U.S. Defense Secretary nominee Chuck Hagel will likely be confirmed despite taking a flogging from Republicans in recent days -- quite a few political figures and experts believe so.
Hagel, a decorated Vietnam War veteran and a former Republican senator, has been derided by GOP lawmakers for being too dovish on hot-button issues such as Iran, as he has opposed U.S.-led sanctions on the Islamic Republic. He has also stirred the ire of former Senate colleague and 2008 presidential contender John McCain for opposing the 2007 troop surge in Iraq.
The nominee took a tongue lashing on Thursday at a Senate hearing -- the Senate is tasked with confirming or rejecting him -- but former Democratic senator Evan Bayh said his confirmation is still likely.
"At the end of the day ... he (Hagel)'s going to be confirmed as Secretary of Defense," Bayh said on Fox News on Sunday, adding that there's a strong presumption among the Senate that presidents should choose their own cabinet, although some GOP lawmakers will still vote "No."
He echoed the arguments of some political experts who contended that Hagel's rejection is unlikely.

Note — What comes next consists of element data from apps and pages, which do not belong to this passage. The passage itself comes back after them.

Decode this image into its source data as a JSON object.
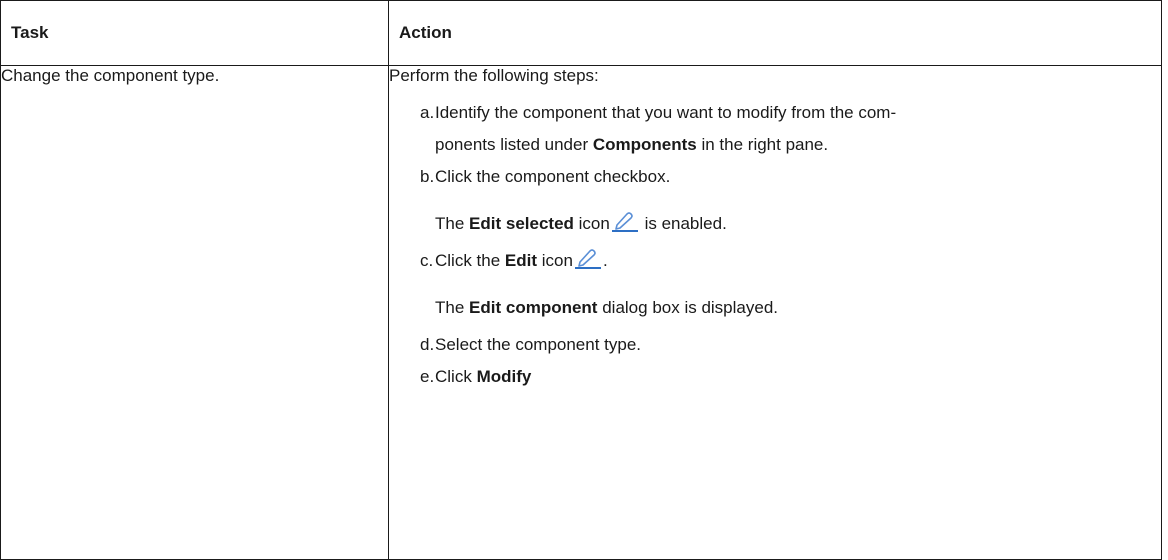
{
  "table": {
    "headers": {
      "task": "Task",
      "action": "Action"
    },
    "row": {
      "task": "Change the component type.",
      "action_intro": "Perform the following steps:",
      "steps": {
        "a": {
          "marker": "a.",
          "text_pre": "Identify the component that you want to modify from the com-",
          "text_line2_pre": "ponents listed under",
          "bold": "Components",
          "text_post": "in the right pane."
        },
        "b": {
          "marker": "b.",
          "text": "Click the component checkbox.",
          "note_pre": "The",
          "note_bold": "Edit selected",
          "note_mid": "icon",
          "note_post": "is enabled.",
          "note_icon": "pencil-edit-icon"
        },
        "c": {
          "marker": "c.",
          "text_pre": "Click the",
          "bold": "Edit",
          "text_mid": "icon",
          "text_post": ".",
          "icon": "pencil-edit-icon",
          "note_pre": "The",
          "note_bold": "Edit component",
          "note_post": "dialog box is displayed."
        },
        "d": {
          "marker": "d.",
          "text": "Select the component type."
        },
        "e": {
          "marker": "e.",
          "text_pre": "Click",
          "bold": "Modify"
        }
      }
    }
  },
  "colors": {
    "icon_stroke": "#5b8fd6",
    "icon_underline": "#2d6fc4",
    "border": "#1a1a1a"
  }
}
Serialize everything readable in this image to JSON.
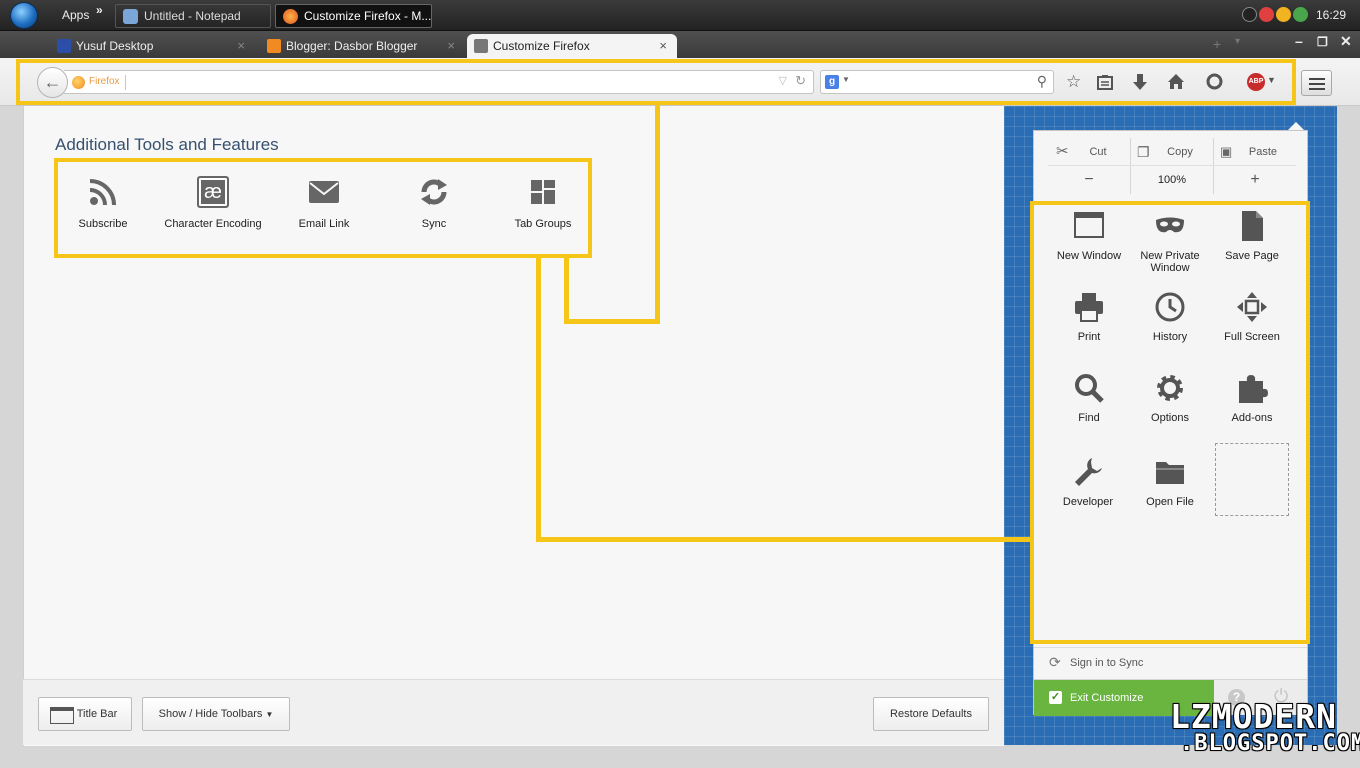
{
  "taskbar": {
    "apps_label": "Apps",
    "overflow": "»",
    "tasks": [
      {
        "title": "Untitled - Notepad"
      },
      {
        "title": "Customize Firefox - M..."
      }
    ],
    "clock": "16:29"
  },
  "browser": {
    "tabs": [
      {
        "title": "Yusuf Desktop",
        "close": "×"
      },
      {
        "title": "Blogger: Dasbor Blogger",
        "close": "×"
      },
      {
        "title": "Customize Firefox",
        "close": "×"
      }
    ],
    "window_controls": {
      "minimize": "–",
      "restore": "❐",
      "close": "✕"
    },
    "urlbar": {
      "identity_label": "Firefox",
      "value": ""
    },
    "searchbar": {
      "engine": "g",
      "value": ""
    }
  },
  "palette": {
    "title": "Additional Tools and Features",
    "items": [
      {
        "label": "Subscribe",
        "icon": "rss-icon"
      },
      {
        "label": "Character Encoding",
        "icon": "character-encoding-icon",
        "glyph": "æ"
      },
      {
        "label": "Email Link",
        "icon": "envelope-icon"
      },
      {
        "label": "Sync",
        "icon": "sync-icon"
      },
      {
        "label": "Tab Groups",
        "icon": "tab-groups-icon"
      }
    ]
  },
  "footer": {
    "title_bar": "Title Bar",
    "toolbars": "Show / Hide Toolbars",
    "restore_defaults": "Restore Defaults"
  },
  "menu_panel": {
    "edit": {
      "cut": "Cut",
      "copy": "Copy",
      "paste": "Paste"
    },
    "zoom": {
      "out": "−",
      "level": "100%",
      "in": "+"
    },
    "items": [
      {
        "label": "New Window",
        "icon": "new-window-icon"
      },
      {
        "label": "New Private Window",
        "icon": "private-mask-icon"
      },
      {
        "label": "Save Page",
        "icon": "save-page-icon"
      },
      {
        "label": "Print",
        "icon": "printer-icon"
      },
      {
        "label": "History",
        "icon": "history-clock-icon"
      },
      {
        "label": "Full Screen",
        "icon": "full-screen-icon"
      },
      {
        "label": "Find",
        "icon": "magnifier-icon"
      },
      {
        "label": "Options",
        "icon": "gear-icon"
      },
      {
        "label": "Add-ons",
        "icon": "puzzle-icon"
      },
      {
        "label": "Developer",
        "icon": "wrench-icon"
      },
      {
        "label": "Open File",
        "icon": "folder-icon"
      }
    ],
    "sign_in": "Sign in to Sync",
    "exit_customize": "Exit Customize",
    "help": "?"
  },
  "watermark": {
    "line1": "LZMODERN",
    "line2": ".BLOGSPOT.COM"
  },
  "colors": {
    "highlight": "#f5c518",
    "exit_green": "#6ab53f",
    "blueprint": "#2a6db4"
  }
}
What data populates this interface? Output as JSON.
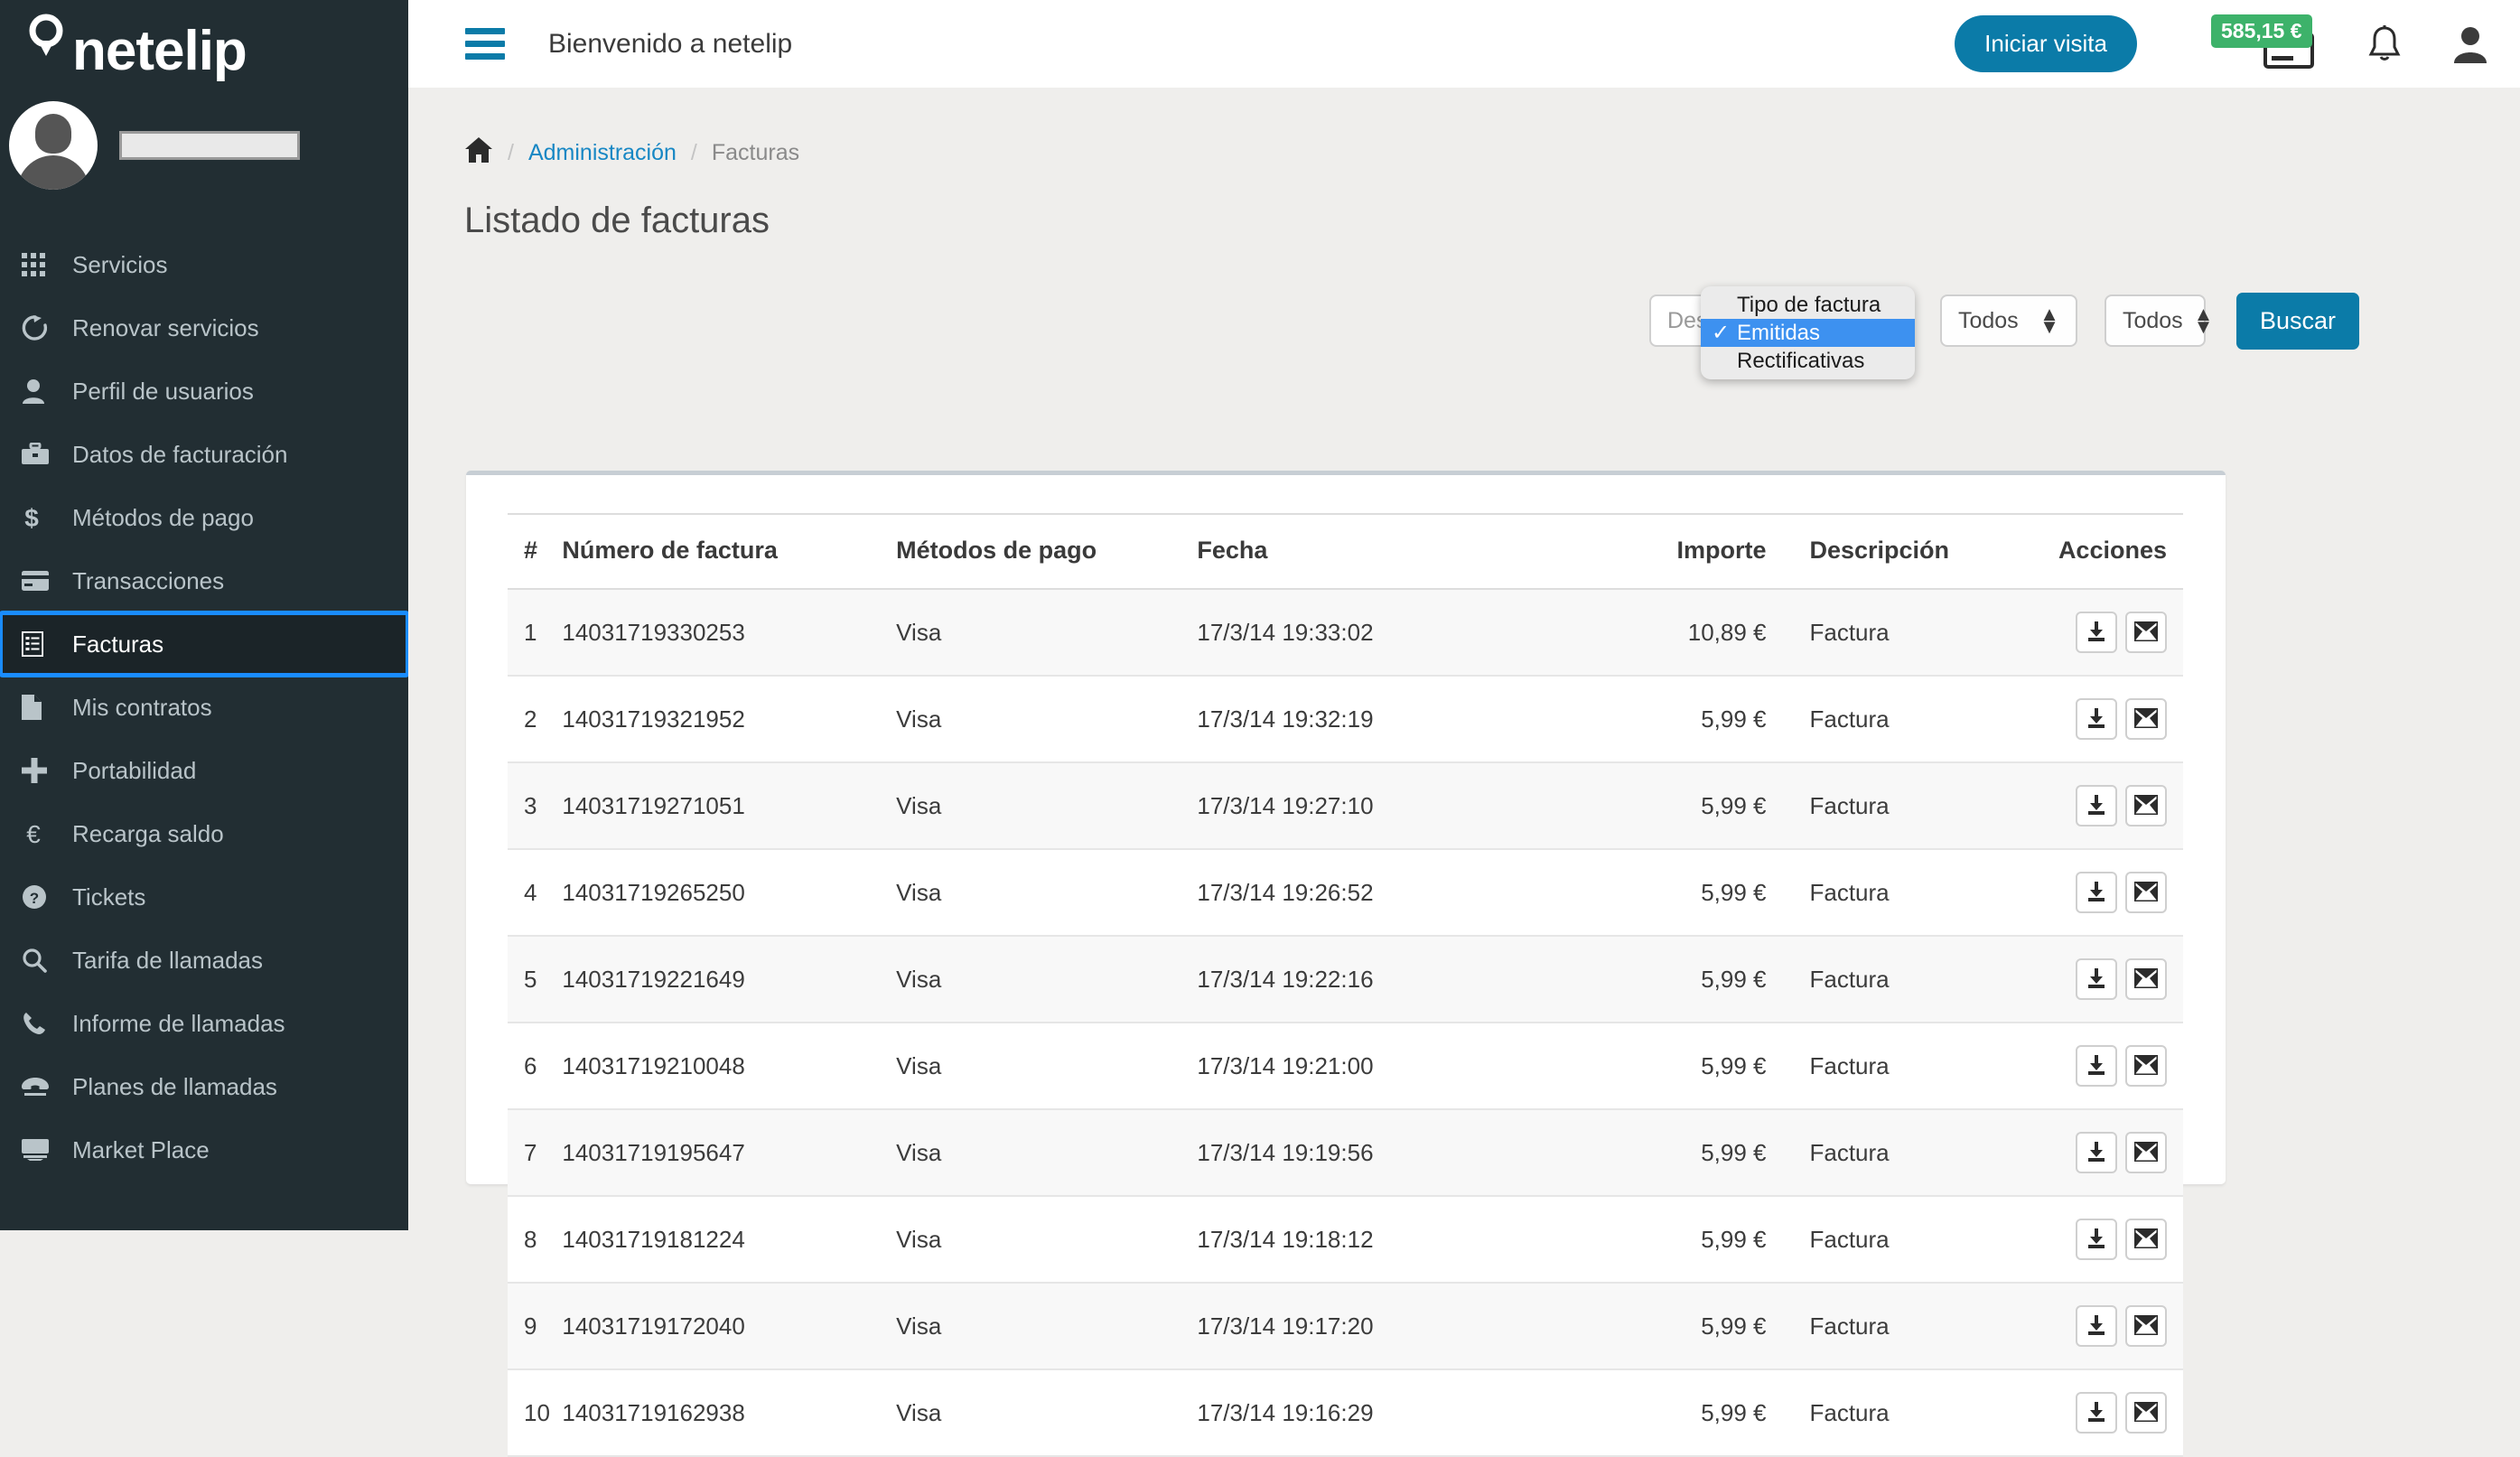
{
  "brand": {
    "name": "netelip",
    "pin_icon": "location-pin-icon"
  },
  "sidebar": {
    "user_name": "",
    "items": [
      {
        "label": "Servicios",
        "icon": "grid-icon",
        "active": false
      },
      {
        "label": "Renovar servicios",
        "icon": "refresh-icon",
        "active": false
      },
      {
        "label": "Perfil de usuarios",
        "icon": "user-icon",
        "active": false
      },
      {
        "label": "Datos de facturación",
        "icon": "briefcase-icon",
        "active": false
      },
      {
        "label": "Métodos de pago",
        "icon": "dollar-icon",
        "active": false
      },
      {
        "label": "Transacciones",
        "icon": "credit-card-icon",
        "active": false
      },
      {
        "label": "Facturas",
        "icon": "invoice-list-icon",
        "active": true
      },
      {
        "label": "Mis contratos",
        "icon": "file-icon",
        "active": false
      },
      {
        "label": "Portabilidad",
        "icon": "plus-icon",
        "active": false
      },
      {
        "label": "Recarga saldo",
        "icon": "euro-icon",
        "active": false
      },
      {
        "label": "Tickets",
        "icon": "question-circle-icon",
        "active": false
      },
      {
        "label": "Tarifa de llamadas",
        "icon": "search-icon",
        "active": false
      },
      {
        "label": "Informe de llamadas",
        "icon": "phone-icon",
        "active": false
      },
      {
        "label": "Planes de llamadas",
        "icon": "telephone-icon",
        "active": false
      },
      {
        "label": "Market Place",
        "icon": "desktop-icon",
        "active": false
      }
    ]
  },
  "topbar": {
    "menu_toggle_icon": "hamburger-icon",
    "welcome": "Bienvenido a netelip",
    "visit_button": "Iniciar visita",
    "balance": "585,15 €",
    "balance_icon": "credit-card-icon",
    "notifications_icon": "bell-icon",
    "account_icon": "user-account-icon"
  },
  "breadcrumb": {
    "home_icon": "home-icon",
    "separator": "/",
    "parent": "Administración",
    "current": "Facturas"
  },
  "page": {
    "title": "Listado de facturas"
  },
  "filters": {
    "tipo_factura": {
      "open": true,
      "selected": "Emitidas",
      "check_icon": "checkmark-icon",
      "options": [
        "Tipo de factura",
        "Emitidas",
        "Rectificativas"
      ]
    },
    "descripcion_placeholder": "Descripción",
    "descripcion_value": "",
    "estado_selected": "Todos",
    "anio_selected": "Todos",
    "search_button": "Buscar"
  },
  "table": {
    "columns": [
      "#",
      "Número de factura",
      "Métodos de pago",
      "Fecha",
      "Importe",
      "Descripción",
      "Acciones"
    ],
    "download_icon": "download-icon",
    "mail_icon": "envelope-icon",
    "rows": [
      {
        "n": "1",
        "invoice": "14031719330253",
        "method": "Visa",
        "date": "17/3/14 19:33:02",
        "amount": "10,89 €",
        "desc": "Factura"
      },
      {
        "n": "2",
        "invoice": "14031719321952",
        "method": "Visa",
        "date": "17/3/14 19:32:19",
        "amount": "5,99 €",
        "desc": "Factura"
      },
      {
        "n": "3",
        "invoice": "14031719271051",
        "method": "Visa",
        "date": "17/3/14 19:27:10",
        "amount": "5,99 €",
        "desc": "Factura"
      },
      {
        "n": "4",
        "invoice": "14031719265250",
        "method": "Visa",
        "date": "17/3/14 19:26:52",
        "amount": "5,99 €",
        "desc": "Factura"
      },
      {
        "n": "5",
        "invoice": "14031719221649",
        "method": "Visa",
        "date": "17/3/14 19:22:16",
        "amount": "5,99 €",
        "desc": "Factura"
      },
      {
        "n": "6",
        "invoice": "14031719210048",
        "method": "Visa",
        "date": "17/3/14 19:21:00",
        "amount": "5,99 €",
        "desc": "Factura"
      },
      {
        "n": "7",
        "invoice": "14031719195647",
        "method": "Visa",
        "date": "17/3/14 19:19:56",
        "amount": "5,99 €",
        "desc": "Factura"
      },
      {
        "n": "8",
        "invoice": "14031719181224",
        "method": "Visa",
        "date": "17/3/14 19:18:12",
        "amount": "5,99 €",
        "desc": "Factura"
      },
      {
        "n": "9",
        "invoice": "14031719172040",
        "method": "Visa",
        "date": "17/3/14 19:17:20",
        "amount": "5,99 €",
        "desc": "Factura"
      },
      {
        "n": "10",
        "invoice": "14031719162938",
        "method": "Visa",
        "date": "17/3/14 19:16:29",
        "amount": "5,99 €",
        "desc": "Factura"
      }
    ]
  },
  "colors": {
    "sidebar_bg": "#222e33",
    "accent_blue": "#0b7ba8",
    "link_blue": "#1787c4",
    "balance_green": "#3db26a",
    "focus_blue": "#1a8cff",
    "popup_highlight": "#3d91f0"
  }
}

Critics blasted Hagel for Thursday's sub-par performance at the Senate hearing, pointing out that the nominee seemed grossly uninformed on U.S. military and foreign policies.
Appearing on the same show, radio pundit Laura Ingraham said Hagel's performance "could have been the worst" one that ever took place at a confirmation hearing, adding that it was "shocking" and that Hagel seemed "completely out of his depth."
However, Bayh echoed the voice of other supporters who maintained that Hagel's being unprepared for the hearing does not reflect on his competence as a potential defense chief.
Speaking on Sunday's NBC talk show "Meet the Press," New York Times columnist David Brooks questioned whether President Barack Obama would have confidence in the nominee, based on his showing at the Senate hearing.
But U.S. Joint Chiefs of Staff General Martin Dempsey told " Meet the Press" that in his conversations with the nominee, the latter had shown an understanding of the issues.
Obama campaign advisor and former White House spokesman Robert Gibbs underscored Hagel's experience as an infantryman, asserting that he would fare well as a defense secretary.
Critics contended Hagel's nomination bucks the trend of second- term presidents who usually nominate a figure from the opposing camp to demonstrate a move toward the center, adding that Hagel is a reflection of President Obama's left-of-center goals outlined in his inauguration speech.
They also blasted Hagel for his stance on Israel, and on budget cuts that may weaken the world's most powerful military.
Kevin Madden, former campaign advisor for Republican presidential candidate Mitt Romney, who lost the election in November to Obama, told Fox News on Sunday that the GOP is likely to use Hagel's confirmation as a vehicle to express opposition to Obama's foreign policy.
Leon Panetta, the outgoing U.S. defense secretary, told NBC's " Meet the Press" on Sunday that he was disappointed that the Senate hearing on Hagel's nomination focused so much on his past statements on Iran, Israel and other matters, instead of on today' s challenges the United States faces, such as the war in Afghanistan, the fight against terrorism, and the budget cuts.
Panetta slammed the Republicans for playing politics on Hagel's nomination. "It's pretty obvious that the political knives were out for Chuck Hagel," he observed.